• [THE DATA]:
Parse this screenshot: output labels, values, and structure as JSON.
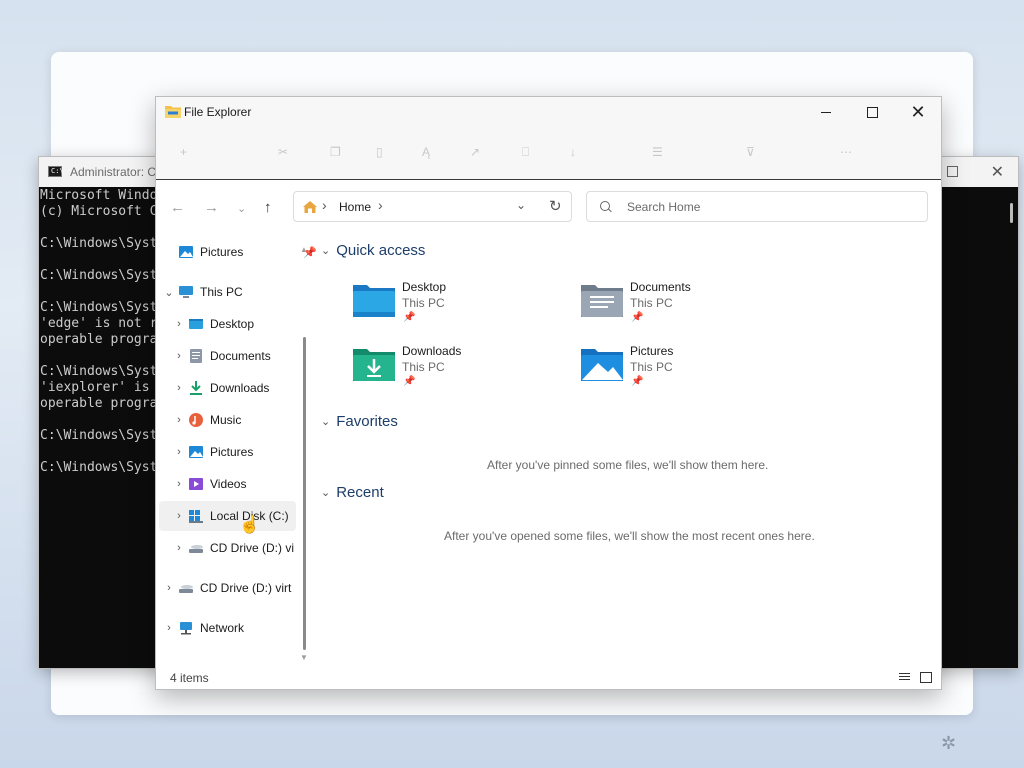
{
  "cmd": {
    "title": "Administrator: C",
    "lines": [
      "Microsoft Windo",
      "(c) Microsoft C",
      "",
      "C:\\Windows\\Syst",
      "",
      "C:\\Windows\\Syst",
      "",
      "C:\\Windows\\Syst",
      "'edge' is not r",
      "operable progra",
      "",
      "C:\\Windows\\Syst",
      "'iexplorer' is",
      "operable progra",
      "",
      "C:\\Windows\\Syst",
      "",
      "C:\\Windows\\Syst"
    ]
  },
  "explorer": {
    "title": "File Explorer",
    "address": {
      "location": "Home"
    },
    "search": {
      "placeholder": "Search Home"
    },
    "sidebar": {
      "pinned_pictures": "Pictures",
      "this_pc": "This PC",
      "items": [
        "Desktop",
        "Documents",
        "Downloads",
        "Music",
        "Pictures",
        "Videos",
        "Local Disk (C:)",
        "CD Drive (D:) vi"
      ],
      "cd_drive": "CD Drive (D:) virt",
      "network": "Network"
    },
    "quick_access": {
      "heading": "Quick access",
      "items": [
        {
          "name": "Desktop",
          "location": "This PC",
          "icon": "desktop-folder-icon"
        },
        {
          "name": "Documents",
          "location": "This PC",
          "icon": "documents-folder-icon"
        },
        {
          "name": "Downloads",
          "location": "This PC",
          "icon": "downloads-folder-icon"
        },
        {
          "name": "Pictures",
          "location": "This PC",
          "icon": "pictures-folder-icon"
        }
      ]
    },
    "favorites": {
      "heading": "Favorites",
      "empty_message": "After you've pinned some files, we'll show them here."
    },
    "recent": {
      "heading": "Recent",
      "empty_message": "After you've opened some files, we'll show the most recent ones here."
    },
    "status": {
      "item_count": "4 items"
    }
  },
  "colors": {
    "accent": "#1d3d6b",
    "folder_blue": "#2a8fd6",
    "folder_teal": "#1fa884"
  }
}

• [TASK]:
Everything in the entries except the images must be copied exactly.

• [SOLVED PROBLEM]:
Parse this screenshot: output labels, values, and structure as JSON.
{
  "cmd": {
    "title": "Administrator: C",
    "lines": [
      "Microsoft Windo",
      "(c) Microsoft C",
      "",
      "C:\\Windows\\Syst",
      "",
      "C:\\Windows\\Syst",
      "",
      "C:\\Windows\\Syst",
      "'edge' is not r",
      "operable progra",
      "",
      "C:\\Windows\\Syst",
      "'iexplorer' is",
      "operable progra",
      "",
      "C:\\Windows\\Syst",
      "",
      "C:\\Windows\\Syst"
    ]
  },
  "explorer": {
    "title": "File Explorer",
    "address": {
      "location": "Home"
    },
    "search": {
      "placeholder": "Search Home"
    },
    "sidebar": {
      "pinned_pictures": "Pictures",
      "this_pc": "This PC",
      "items": [
        "Desktop",
        "Documents",
        "Downloads",
        "Music",
        "Pictures",
        "Videos",
        "Local Disk (C:)",
        "CD Drive (D:) vi"
      ],
      "cd_drive": "CD Drive (D:) virt",
      "network": "Network"
    },
    "quick_access": {
      "heading": "Quick access",
      "items": [
        {
          "name": "Desktop",
          "location": "This PC",
          "icon": "desktop-folder-icon"
        },
        {
          "name": "Documents",
          "location": "This PC",
          "icon": "documents-folder-icon"
        },
        {
          "name": "Downloads",
          "location": "This PC",
          "icon": "downloads-folder-icon"
        },
        {
          "name": "Pictures",
          "location": "This PC",
          "icon": "pictures-folder-icon"
        }
      ]
    },
    "favorites": {
      "heading": "Favorites",
      "empty_message": "After you've pinned some files, we'll show them here."
    },
    "recent": {
      "heading": "Recent",
      "empty_message": "After you've opened some files, we'll show the most recent ones here."
    },
    "status": {
      "item_count": "4 items"
    }
  },
  "colors": {
    "accent": "#1d3d6b",
    "folder_blue": "#2a8fd6",
    "folder_teal": "#1fa884"
  }
}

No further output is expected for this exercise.